In Alberta, as well as in other jurisdictions, we are in many ways experiencing a renaissance. Characterized by individual empowerment on a scale unimaginable even five years ago, the entrenchment of the “creative class”, and the digitization of life as we know it, this is a period of historic change and significance. It is undoubtedly a great time to be an idealist, an intellectual, or an entrepreneur – even from within a large bureaucracy.

Yet in the midst of this incredibly productive, innovation-yielding, revolutionary chaos, many of our greatest challenges persist. Income disparities, poverty, homelessness, and climate change are just a few of our biggest concerns today.

These challenges are, indeed, highly complex. As Dr. Ralph Stacey’s well-known model of complexity describes, complex problem are unknowable, and there is a lack of consensus about how to alter the status quo.

Last fall we started a project called “Institutions of Complex Problem Solving.” What started out as an interesting research endeavour – albeit with a stuffy title – focused on administration and process quickly became an inspiring tour of the minds at work in our provincial public service.

The result is a draft discussion paper that sheds light on the ways in which Alberta’s public sector has grappled with complex public policy issues over the last decade, and suggests a path forward for the next.

I decided to release this report in draft form because I would like to create an opportunity for anyone with an opinion on this topic to have a say. Policy and complexity are topics near and dear to the hearts and minds of many people in the Steeves Advisory community, and this paper is by no means intended to corner the market on interesting things to say about them. If you disagree with anything the report contains, or think something needs to be added, please let us know.

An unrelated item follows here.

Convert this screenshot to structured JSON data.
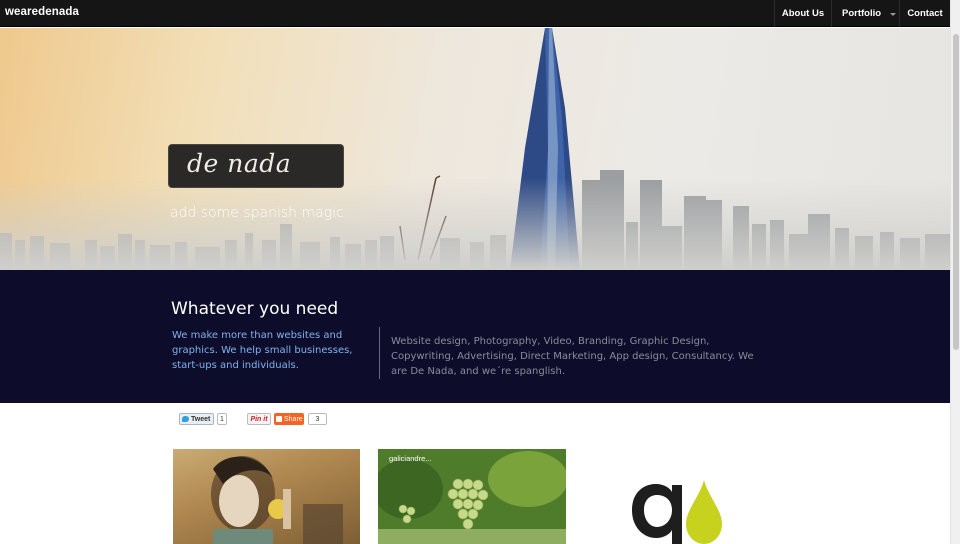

We plan to remove the draft watermark sometime this spring, but there is no real limit on the amount of time we’ll allow for comments. That said, if you’d like us to change something before the watermark comes off, please let us know by the end of March. Once we firm up the content, we’ll let you know more about where we plan to take the project from here.